**TASK REQUIREMENTS:** Each line of the data below that contains "title" must be copied.

########

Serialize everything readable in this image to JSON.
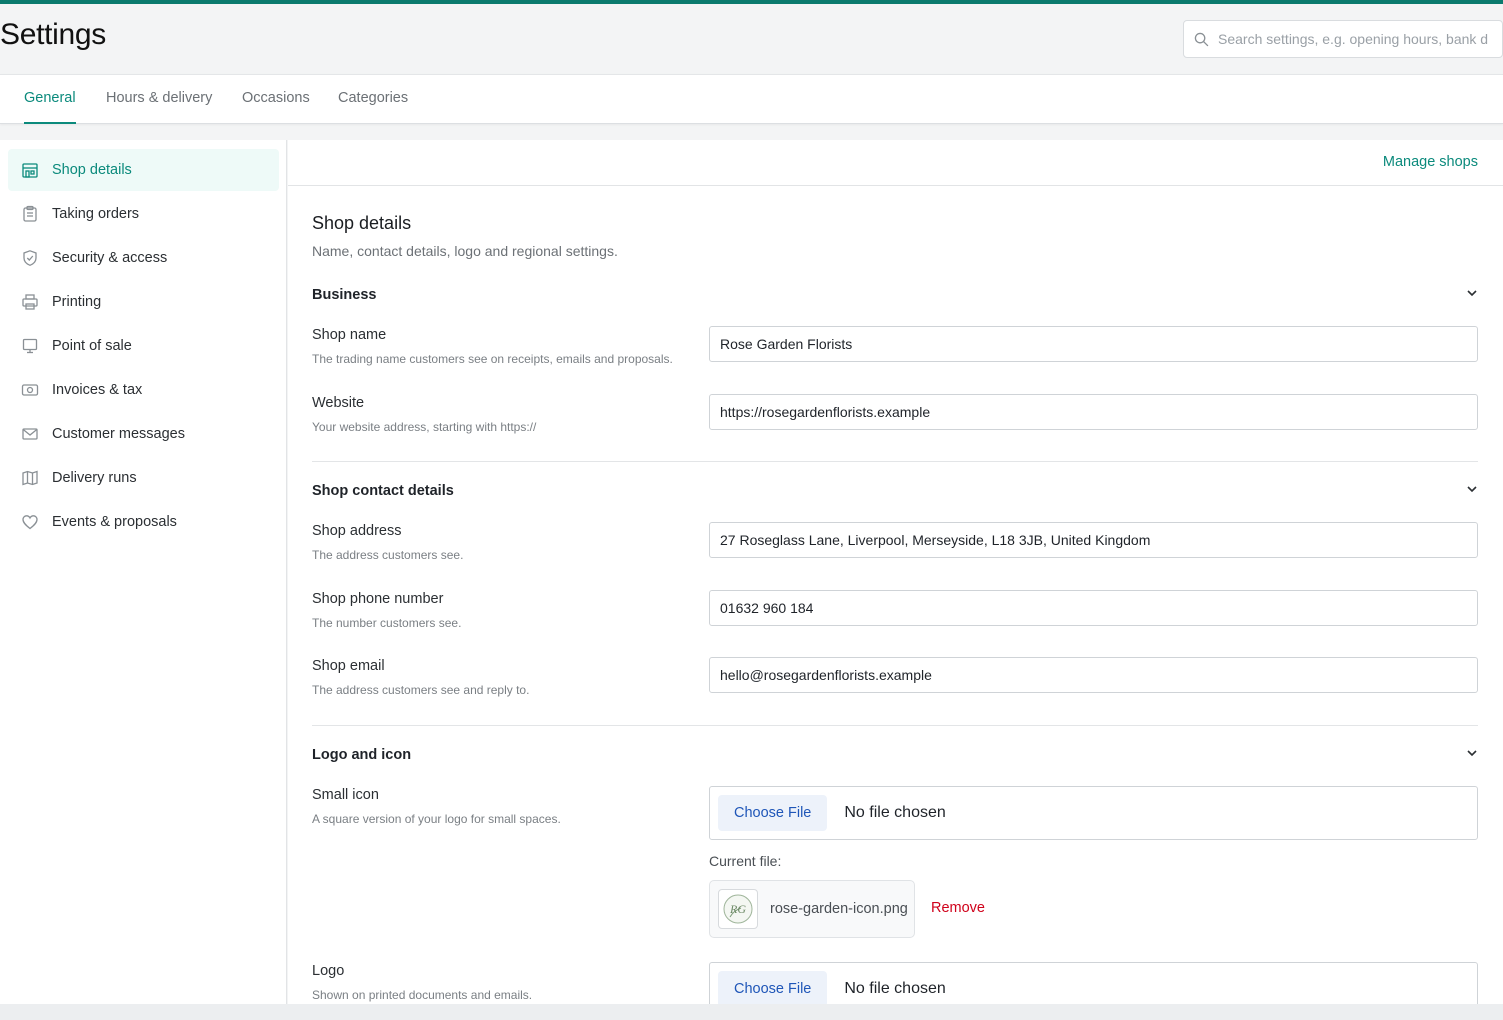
{
  "header": {
    "title": "Settings",
    "search_placeholder": "Search settings, e.g. opening hours, bank d"
  },
  "tabs": [
    {
      "label": "General",
      "active": true
    },
    {
      "label": "Hours & delivery"
    },
    {
      "label": "Occasions"
    },
    {
      "label": "Categories"
    }
  ],
  "sidebar": {
    "items": [
      {
        "label": "Shop details",
        "icon": "shop-icon",
        "active": true
      },
      {
        "label": "Taking orders",
        "icon": "clipboard-icon"
      },
      {
        "label": "Security & access",
        "icon": "shield-icon"
      },
      {
        "label": "Printing",
        "icon": "printer-icon"
      },
      {
        "label": "Point of sale",
        "icon": "monitor-icon"
      },
      {
        "label": "Invoices & tax",
        "icon": "invoice-icon"
      },
      {
        "label": "Customer messages",
        "icon": "mail-icon"
      },
      {
        "label": "Delivery runs",
        "icon": "map-icon"
      },
      {
        "label": "Events & proposals",
        "icon": "heart-icon"
      }
    ]
  },
  "main": {
    "manage_link": "Manage shops",
    "title": "Shop details",
    "description": "Name, contact details, logo and regional settings.",
    "business": {
      "title": "Business",
      "shop_name": {
        "label": "Shop name",
        "help": "The trading name customers see on receipts, emails and proposals.",
        "value": "Rose Garden Florists"
      },
      "website": {
        "label": "Website",
        "help": "Your website address, starting with https://",
        "value": "https://rosegardenflorists.example"
      }
    },
    "contact": {
      "title": "Shop contact details",
      "address": {
        "label": "Shop address",
        "help": "The address customers see.",
        "value": "27 Roseglass Lane, Liverpool, Merseyside, L18 3JB, United Kingdom"
      },
      "phone": {
        "label": "Shop phone number",
        "help": "The number customers see.",
        "value": "01632 960 184"
      },
      "email": {
        "label": "Shop email",
        "help": "The address customers see and reply to.",
        "value": "hello@rosegardenflorists.example"
      }
    },
    "logo": {
      "title": "Logo and icon",
      "small_icon": {
        "label": "Small icon",
        "help": "A square version of your logo for small spaces.",
        "choose_label": "Choose File",
        "no_file": "No file chosen",
        "current_label": "Current file:",
        "current_file": "rose-garden-icon.png",
        "remove_label": "Remove",
        "thumb_text": "RG"
      },
      "logo": {
        "label": "Logo",
        "help": "Shown on printed documents and emails.",
        "choose_label": "Choose File",
        "no_file": "No file chosen"
      }
    }
  },
  "colors": {
    "accent": "#0b8a7c",
    "topbar": "#0b7a6e",
    "danger": "#d0021b",
    "file_button_text": "#1f56b8"
  }
}
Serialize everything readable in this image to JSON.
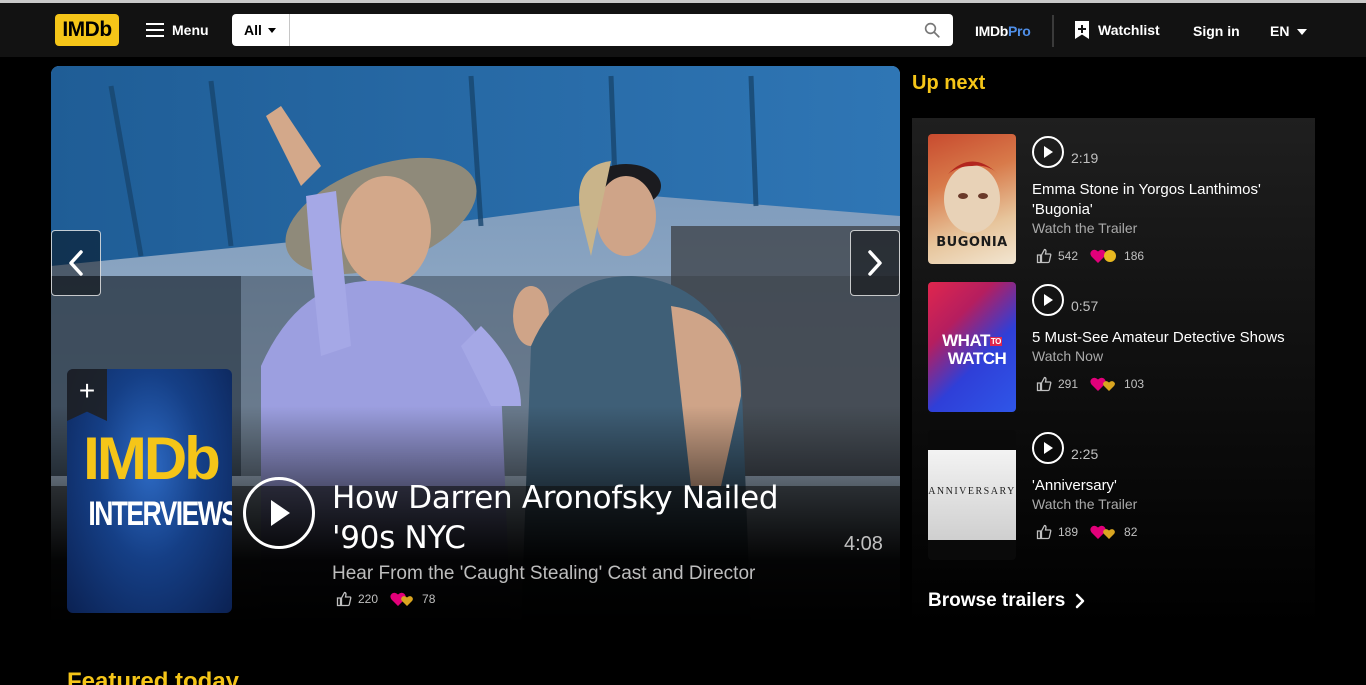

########

**WRITTEN ANSWER:**
    "title": "Settings",
    "title": "Shop details",
      "title": "Business",
      "title": "Shop contact details",
      "title": "Logo and icon",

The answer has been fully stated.